Is wearing a moon boot for x6 weeks really the end of the world? Being impatient not being able to drive and my irritation depending on others almost seemed ridiculous knowing that it’s temporary.

Most of all, spending time in the wheelchair reminded me of just how incredibly blessed I am to have the use of both of my legs, to walk, to jog and to run!

My blog has been silent and yet I have so much to share!

My blog has been pretty quiet lately. It’s not that I have nothing to share. Quite the opposite in fact! I’ve been busy. Very busy!

Here’s what’s been happening:

  • We bought a small business. What an eye opener this has been! It’s taken us ages to sort things out. From bank accounts, merchant accounts, web development, ordering stock, waiting for the stock to arrive. It’s been such a learning experience, full of ups and downs. We wanted to wait until we were ready to start telling everyone and sharing our news, but that seems to be taking forever! So here it is: We’re officially the distributors for CW-X in Southern Africa! *Squeal*
  • Running your own social media content plan for your own business takes time! Most weekends and weekday evenings, I’m sitting down writing posts and creating content. The Instagram account is live (go check it out!) but we’re reluctant to get going on Facebook until our website is ready & people can purchase stock. Want to help me? If you do wear CW-X and have any photos showing the running kit, please can you share those with me. I’d much rather show real athletes (that’s you!) than posed models in the kit.

    This is us both in our CW-X clothes at Parkrun. We might need to work on our posing. LOL
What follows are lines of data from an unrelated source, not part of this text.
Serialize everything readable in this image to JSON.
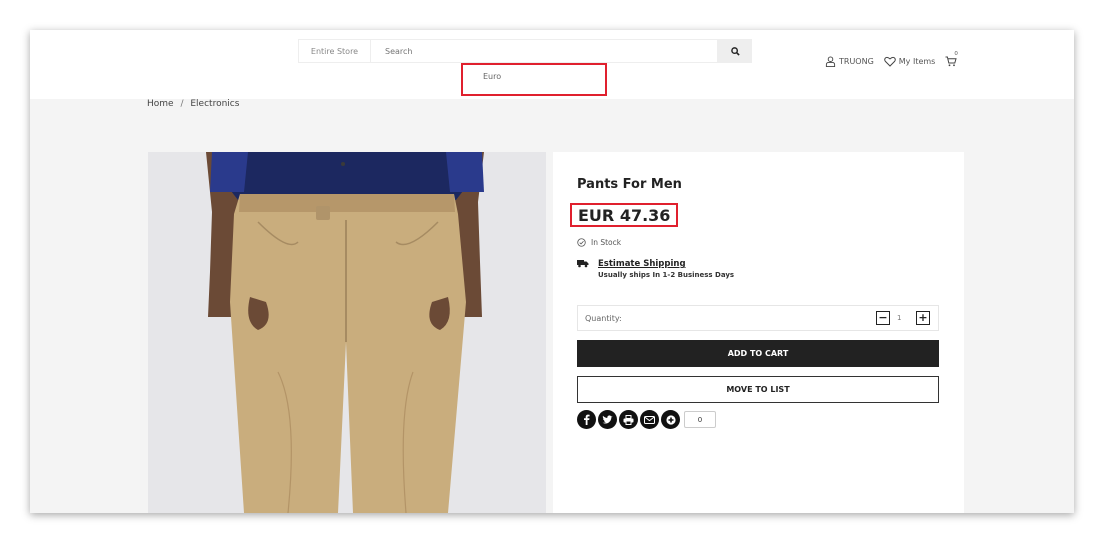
{
  "header": {
    "scope_label": "Entire Store",
    "search_placeholder": "Search",
    "currency_option": "Euro",
    "account_label": "TRUONG",
    "wishlist_label": "My Items",
    "cart_count": "0"
  },
  "breadcrumb": {
    "home": "Home",
    "separator": "/",
    "current": "Electronics"
  },
  "product": {
    "title": "Pants For Men",
    "price": "EUR 47.36",
    "stock": "In Stock",
    "shipping_link": "Estimate Shipping",
    "shipping_note": "Usually ships In 1-2 Business Days",
    "quantity_label": "Quantity:",
    "quantity_value": "1",
    "add_to_cart": "ADD TO CART",
    "move_to_list": "MOVE TO LIST",
    "share_count": "0"
  },
  "icons": [
    "user-icon",
    "heart-icon",
    "cart-icon",
    "search-icon",
    "check-circle-icon",
    "truck-icon",
    "facebook-icon",
    "twitter-icon",
    "print-icon",
    "email-icon",
    "plus-share-icon"
  ],
  "colors": {
    "highlight": "#e0202e",
    "primary_button": "#222222",
    "page_bg": "#f4f4f4"
  }
}
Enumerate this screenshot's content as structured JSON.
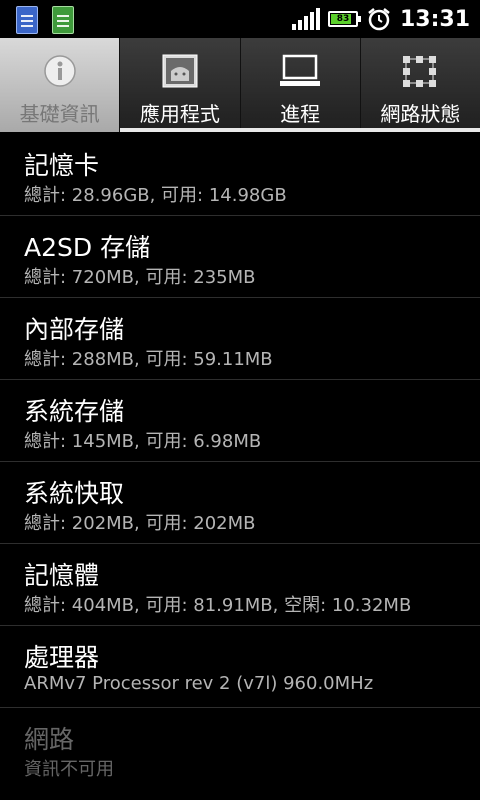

  • Like almost 90% of Jo’burgers, I got bronchitis and was out of action. It took forever to heal, two visits to the Doc, daily nebulizing, lots of sleep (read: Allergex). Then out of the blue, I get shingles. On my face! WTH? 3 weeks of misery has taught me two lessons. One: listen to my body. Read bullet point number one. It’s been a stressful time! Lesson number two: when you can’t run, your body had no way of de-stressing. You get even more niggly. I acknowledge the huge role running does play in my life & will try not complain about my running again.
  • I have been on a mission to help an after care centre in Kliptown called Izanokhanyo Community Based Project get SnapScan so that donations can be easier as well as kickstart their social media so that we can start telling their story. Let me tell you, it’s made me incredibly happy inside to help. It’s early days but here’s holding thumbs I can help make a difference! I’d love your help! I’ll let you know how soon!

    Helen, who runs Izanokhanyo without a salary, handing out sweet to the kids.

  • I’ve been successful in my application to be part of a pilot project kicking off at work. All new. Unknown. Virgin territory. Exciting as hell but I’m also nervous. But after climbing in & assisting with some of the project management for the last couple of weeks, I’ve proven to myself that I am capable of learning & trying something new. Doing this nowadays at work needs to be the norm.
  • My Dad’s partner Rina passed away too. It’s funny how you think you have time and you discuss illness and old age and plans on what to do if this happens and if that happens. But when things do happen, no one is quite prepared. Everyone grieves differently. Each person says goodbye in their own way. I’m glad we’re spending more time with my Dad. I wish my parents stayed closer.

Everything I’ve mentioned above happens for a reason and at the right time. The delays in getting our business up and running gave me more time to spend with my Dad. Getting sick slowed me down and forced me to rest and take stock of what mattered. What mattered was helping Izanokhanyo in my spare time and not using that time for reading work emails. And yet I was rewarded by getting the job at work.

I’m going to make more time to blog too. This one was long. If you made it to here, the key take out is that I’m fine, I’m excited and yes… I’m still running! We’ve got Run-The-Berg (or in my case with limited training Walk-The-Berg) coming up, Kaapsehoop and Otter.

Can’t wait for that purple carpet to line the streets!

By the way, the jacarandas are starting to bloom. It’s the most beautiful time to be outdoors! Go for that run!